A trip to the dentist for a cleaning today gave me a look at a recent(!) Time Magazine, with their writeup on the recording industry and CD copying.
Otherwise, there’s plenty of news online today that scares the socks off me – and none of it’s from Ridge or Ashcroft. I’m not feeling very optimistic today, notwithstanding the CARP decision – at a minimum, consider joining the EFF!
(5 items listed)
- Something from the May 20 Time – the inflammatory title says it all: Burn, Baby, Burn – a summary of the state of play in the RIAA vs. CD copying game:
The very idea makes Rosen go ballistic: “It’s the height of arrogance for Philips to worry about its patent royalties when we’re worrying about the health of the industry,” she says. But if an industry giant like Philips distances itself from copy protection, the whole enterprise could be counterproductive. A logoless, warning-labeled CD is not going to look as attractive to customers as its unprotected counterparts. Besides, who wants to run even a slight risk that a disc might not work in all machines? “We’re hearing that kids have slowed down their purchases of music CDs because they’re not sure which ones will crash their machines,” says analyst Rob Enderle of the Giga Information Group. “The fear may exist even if the problem doesn’t.”

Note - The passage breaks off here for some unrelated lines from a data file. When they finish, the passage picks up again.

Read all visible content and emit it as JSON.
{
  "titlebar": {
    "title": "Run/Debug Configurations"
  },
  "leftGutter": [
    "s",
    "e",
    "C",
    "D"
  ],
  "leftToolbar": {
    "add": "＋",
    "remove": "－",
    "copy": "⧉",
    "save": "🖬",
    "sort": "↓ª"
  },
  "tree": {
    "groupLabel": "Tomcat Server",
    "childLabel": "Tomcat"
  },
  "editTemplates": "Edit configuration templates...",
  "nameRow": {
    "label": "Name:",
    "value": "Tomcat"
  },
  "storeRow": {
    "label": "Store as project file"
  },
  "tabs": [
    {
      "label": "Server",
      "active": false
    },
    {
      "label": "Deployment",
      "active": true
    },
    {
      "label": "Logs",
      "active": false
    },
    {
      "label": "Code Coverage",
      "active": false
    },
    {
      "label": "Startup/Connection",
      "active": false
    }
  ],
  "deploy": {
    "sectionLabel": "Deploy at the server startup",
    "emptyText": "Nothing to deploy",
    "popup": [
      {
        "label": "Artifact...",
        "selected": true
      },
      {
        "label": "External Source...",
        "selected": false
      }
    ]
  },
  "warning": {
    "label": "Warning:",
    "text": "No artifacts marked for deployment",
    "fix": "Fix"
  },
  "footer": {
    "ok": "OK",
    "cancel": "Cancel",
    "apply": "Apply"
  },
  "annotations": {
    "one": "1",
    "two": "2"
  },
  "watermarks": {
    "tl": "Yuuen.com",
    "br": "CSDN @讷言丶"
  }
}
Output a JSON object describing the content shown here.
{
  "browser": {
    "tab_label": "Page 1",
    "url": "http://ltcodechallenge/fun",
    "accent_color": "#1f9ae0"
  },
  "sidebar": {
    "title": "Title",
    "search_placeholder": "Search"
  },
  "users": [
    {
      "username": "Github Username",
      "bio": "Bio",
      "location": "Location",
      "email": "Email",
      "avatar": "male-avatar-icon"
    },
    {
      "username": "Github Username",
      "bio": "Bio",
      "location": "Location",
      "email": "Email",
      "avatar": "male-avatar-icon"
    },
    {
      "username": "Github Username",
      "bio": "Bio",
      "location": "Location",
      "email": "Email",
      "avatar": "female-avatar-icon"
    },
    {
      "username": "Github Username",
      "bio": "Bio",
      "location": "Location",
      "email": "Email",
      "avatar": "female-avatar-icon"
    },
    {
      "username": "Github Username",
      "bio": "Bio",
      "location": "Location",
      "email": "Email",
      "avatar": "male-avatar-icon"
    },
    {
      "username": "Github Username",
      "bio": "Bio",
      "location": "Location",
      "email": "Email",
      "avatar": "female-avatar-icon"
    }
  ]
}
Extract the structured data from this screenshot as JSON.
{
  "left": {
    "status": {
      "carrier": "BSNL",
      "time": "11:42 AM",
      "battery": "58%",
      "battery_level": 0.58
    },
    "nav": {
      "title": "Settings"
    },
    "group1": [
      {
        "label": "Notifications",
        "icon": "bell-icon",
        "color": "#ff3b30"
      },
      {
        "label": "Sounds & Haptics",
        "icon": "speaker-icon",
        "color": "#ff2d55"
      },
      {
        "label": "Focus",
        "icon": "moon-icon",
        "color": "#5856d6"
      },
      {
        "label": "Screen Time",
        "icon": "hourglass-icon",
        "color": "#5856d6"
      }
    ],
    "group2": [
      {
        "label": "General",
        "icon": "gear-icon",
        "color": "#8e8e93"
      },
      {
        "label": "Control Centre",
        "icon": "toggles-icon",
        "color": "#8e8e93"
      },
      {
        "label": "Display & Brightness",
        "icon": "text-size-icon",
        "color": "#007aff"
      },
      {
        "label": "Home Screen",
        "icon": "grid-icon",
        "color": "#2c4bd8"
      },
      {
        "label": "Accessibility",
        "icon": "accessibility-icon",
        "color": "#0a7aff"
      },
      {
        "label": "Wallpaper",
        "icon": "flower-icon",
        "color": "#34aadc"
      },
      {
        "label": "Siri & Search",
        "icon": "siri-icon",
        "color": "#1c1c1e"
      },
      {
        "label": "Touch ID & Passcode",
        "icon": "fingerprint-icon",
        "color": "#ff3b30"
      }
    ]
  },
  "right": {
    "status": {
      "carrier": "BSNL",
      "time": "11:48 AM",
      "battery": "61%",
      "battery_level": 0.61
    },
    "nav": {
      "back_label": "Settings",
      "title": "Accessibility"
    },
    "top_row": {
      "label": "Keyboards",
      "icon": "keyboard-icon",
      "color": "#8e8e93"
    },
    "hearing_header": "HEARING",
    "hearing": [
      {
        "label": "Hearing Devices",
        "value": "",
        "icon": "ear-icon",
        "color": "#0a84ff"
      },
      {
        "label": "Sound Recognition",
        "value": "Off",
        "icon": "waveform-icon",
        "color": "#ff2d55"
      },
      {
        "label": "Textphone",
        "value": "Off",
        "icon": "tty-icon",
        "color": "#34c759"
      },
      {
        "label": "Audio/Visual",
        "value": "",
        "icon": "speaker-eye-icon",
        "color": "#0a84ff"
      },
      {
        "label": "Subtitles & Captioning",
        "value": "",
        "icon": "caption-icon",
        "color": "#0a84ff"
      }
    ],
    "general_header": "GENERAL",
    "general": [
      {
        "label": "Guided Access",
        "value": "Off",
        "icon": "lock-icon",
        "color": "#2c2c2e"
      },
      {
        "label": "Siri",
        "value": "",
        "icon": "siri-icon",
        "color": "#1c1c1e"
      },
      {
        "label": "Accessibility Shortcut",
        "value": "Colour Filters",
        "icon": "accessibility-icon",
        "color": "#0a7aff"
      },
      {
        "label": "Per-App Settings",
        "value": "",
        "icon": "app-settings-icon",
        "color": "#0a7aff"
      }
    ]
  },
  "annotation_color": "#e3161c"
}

- The Copyright Arbitration Royalty Panel’s proposed royalty rates for webcasting were rejected (text of order). The Slashdot commentary is not terribly deep. I’m sure there will be more from LawMeme, GrepLaw and Copyfight. Wired’s Kendra Mayfield weighs in here. And an earlier article from Jane Black in BusinessWeekOnline presages some of today’s events.
David Berlind of ZDNet has a scary story to tell about Microsoft, IBM, WWW standards and intellectual property – coupled with a disturbing examination of the differences between what Microsoft tells reporters and what Microsoft says under oath.
Noah Shachtman of Wired tells another scary story – this one about using tricks in the copyright law to guarantee ownership of DNA sequences by encoding them in songs – decoding the sequence from the song, if copyrighted, would be a DMCA violation and, instead of getting 17 years of protection, the biotech firm gets 95 (or more, depending on how Eldred turns out).
More on defeating Sony’s copy protection with a felt tipped pen – this CNN article includes a picture.